Concordia is developing a new public art policy that will govern its current public art collection, future acquisitions and ephemeral art programming and provide a framework for its governance.
Today, Concordia’s collection features more than 40 artists and is presented across both the Sir George Williams and Loyola campuses on building facades, city sidewalks, the university’s building tunnels and atria.
The eclectic public art collection is composed of permanent, mostly large-scale artworks that date from approximately the 1930s to the present. The collection spans traditional to contemporary art practices and features everything from abstract to figurative paintings, traditional bronze busts, kinetic sculpture, large-scale photographs and glass artworks.
The newest sculpture by Marc-Antoine Coté — installed at the Applied Science Hub on Loyola Campus — stands two storeys tall and is made from 2,700 kilograms of metal, mainly aluminum.
Responding to a ‘global cultural shift’
The new public art policy will provide a framework and vision for governance and decision-making processes and encourage diverse representation within the university’s collection and programming activities. The policy will aim to ensure equitable and inclusive practices that represent the diversity of Concordia and the general public. It will also help define and expand what public art is at the university.
“The development of the public art policy is an important project for Concordia and the Library”, says Guylaine Beaudry, university librarian. “The ongoing conversations with the community about the policy and the feedback that is received will help inform and enrich its framework through a diversity of voices and viewpoints.”
Sandra Margolian, Concordia’s public art lead, is managing the development of the public art policy with the assistance of consulting firm Communications MDR and the input from key diverse internal and external community stakeholders. In addition, the policy will specify a mandate and detail terms of reference for a public art advisory committee.
“For the past several years, discussions have been taking place within art institutions about the inequities present in the methods of acquisition, representation and decision-making processes,” Margolian says.
“The Truth and Reconciliation Commission’s Calls to Action and the Black Lives Matter movement are encouraging the re-evaluation of museum policies and practices. This has motivated — mobilized — the arts community and it’s institutions to question how they can take stock of and address institutional racism and ensure equitable and inclusive practices in the development, presentation and governance of their collections.”

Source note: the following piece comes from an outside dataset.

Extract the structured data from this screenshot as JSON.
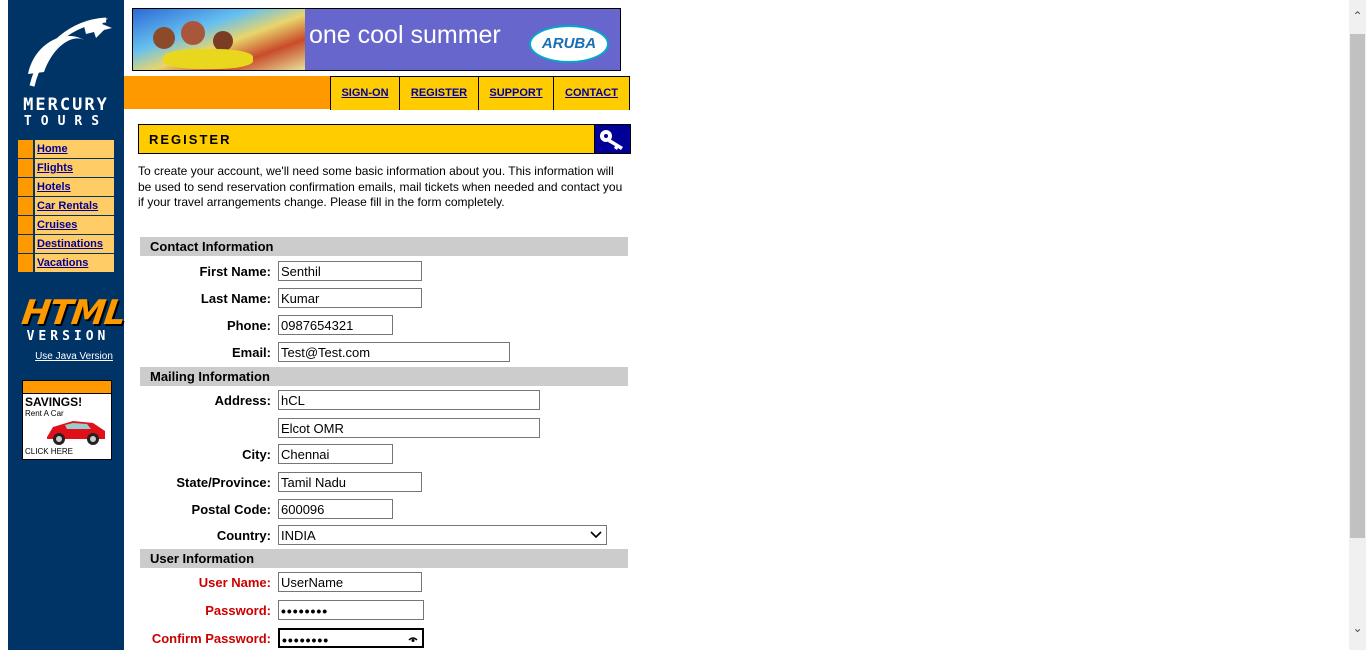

Margolian adds that the resulting global cultural shift, also occurring at Concordia, is what’s allowing the university’s public art policy project to happen now.
Some of the key objectives of the policy include:
- Providing a formal framework to govern the development and conservation of the collection, including a clear mission and curatorial vision
- Expanding engagement and pedagogical opportunities with the collection for all of Concordia’s diverse communities — students, faculty, staff and the general public
- Ensuring inclusive best practices, taking into consideration the university’s location on unceded Indigenous lands; Concordia’s Indigenous Directions Action Plan provides an important foundation for this
- Providing direction for making appraisals and acquisition decisions, allocating resources and creating accountability
- Ensuring best practices and funding in caring for permanent works as well as programming ephemeral art
- Providing opportunities for Concordia’s fine arts students to gain experience in creating public and socially engaged artwork while at the university
The multiple roles of a university public art collection
The university’s 4TH SPACE recently hosted a podcast conversation between Margolian and Annie Gérin, Concordia’s dean of fine arts and art historian. Gérin’s research focuses on public art, specifically Canadian and Soviet art and how it is experienced outside of traditional gallery spaces. The two speakers bring to light the multiple roles of a university public art collection.
They point out that, in addition to serving as a pedagogical resource, the collection can activate public space aesthetically and culturally, contribute to community identity, reflect or critique the space it inhabits and be a starting point to engage in conversation with the university community.
The policy is being developed with input from the community. Interviews with key internal and external stakeholders are currently being conducted and will be followed by broader community consultations to take place over the fall term.
Those interested in participating in community consultations can sign up on Concordia’s public art policy page.
Learn more about Concordia’s public art policy project and participate in the community consultations.